The author of Moby-Dick wanted to show Ishmael's relationship with race so we could "see how elastic our stiff prejudices grow when love once comes to bend them"

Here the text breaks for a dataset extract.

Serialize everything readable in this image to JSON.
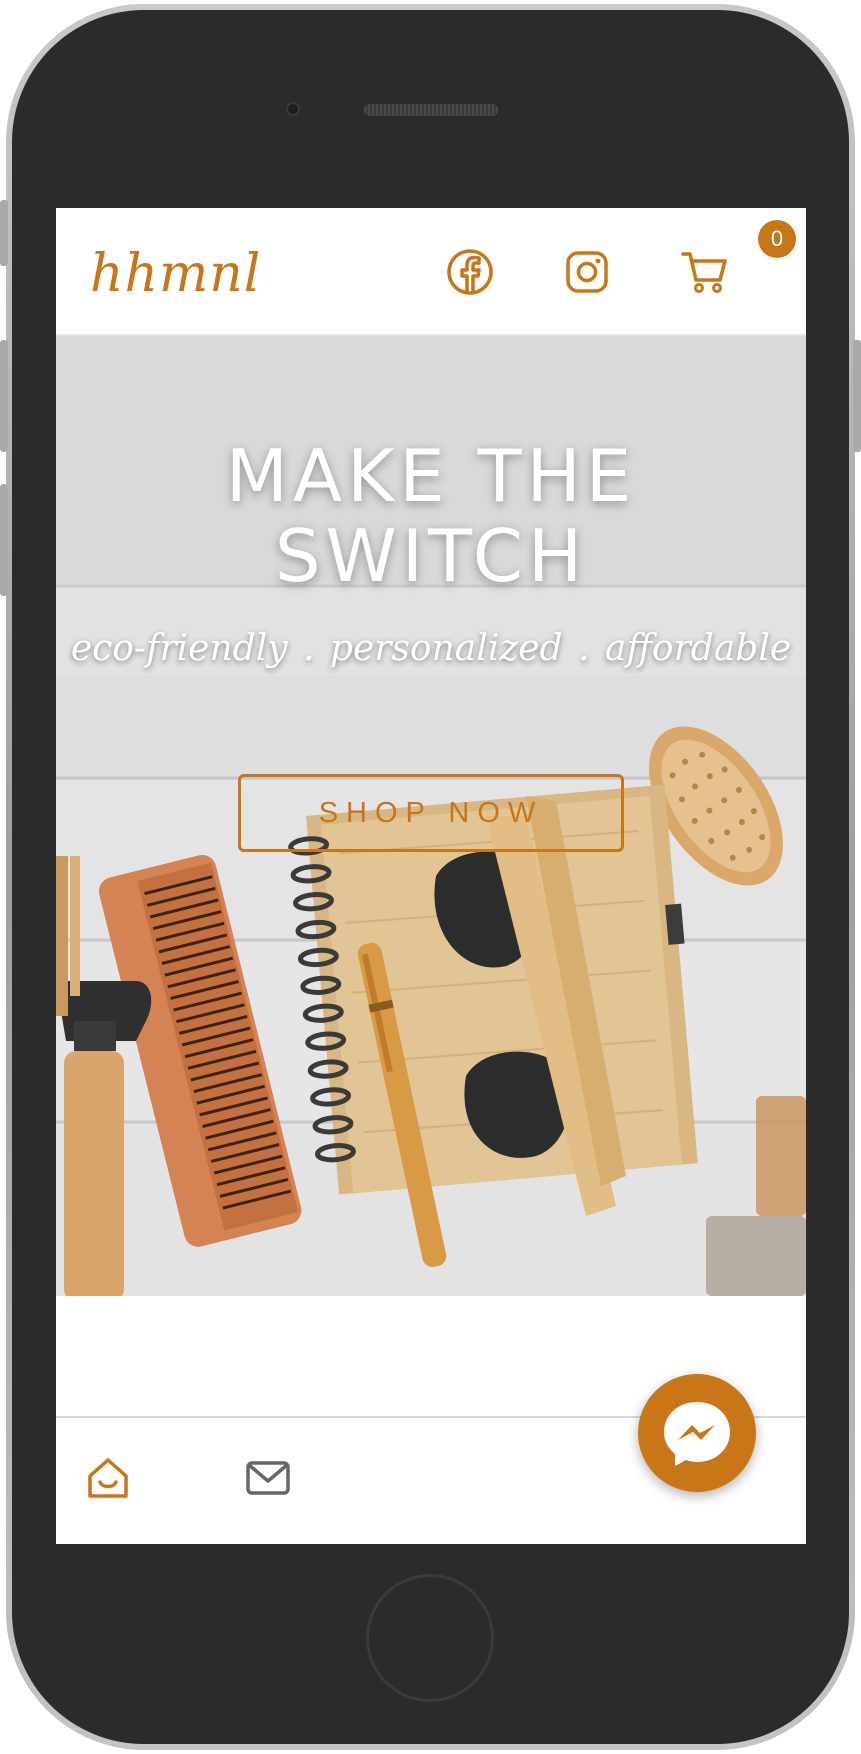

If America only thrived on building these corporations, it would need hands (i.e. labour) and these hands could only come out of a system of hierarchy. This hierarchy was constructed through race. Thus, the construct of race became vital in the economy of goods and services. These two ideas functioned together, and still function together in the larger picture of America. In Moby-Dick, Ahab affirmed this practice through the golden token and his crew. Because the crew was “chiefly made up of mongrel renegades, and castaways, and cannibals” (Melville, 203), they were already considered inferiors in the space that they were operating in – giving Ahab the access to manipulate their emotions through monetary means: the gold coin. Ahab’s gold coin, and his thrill of the chase served as the political and emotional manipulation carried out by states for hiring black men as labourers and as soldiers so they could be used as hands and cannon fodder. Race as an identity and the race to succeed were at play with each other and benefited the American system, both economically and structurally.

Thus, among other things, Melville intended to show how race functioned on the Pequod, and how Ishmael dealt with it. He wanted to show Ishmael’s relationship with race so we could “see how elastic our stiff prejudices grow when love once comes to bend them” (Melville, 60) and he wanted us to see Ahab’s demise so we could learn how monomaniac endeavors perused through societal hierarchies result in one’s own demise. The narrative also makes one realise the ongoing exceptionalism: slavery, that forgave politicians for new sins. Melville’s Moby-Dick calls for many things, among which it also intends to talk about how powerful the system of race (whether colour or rivalry) is and how its practice through manipulation and obsession can damage a whole community.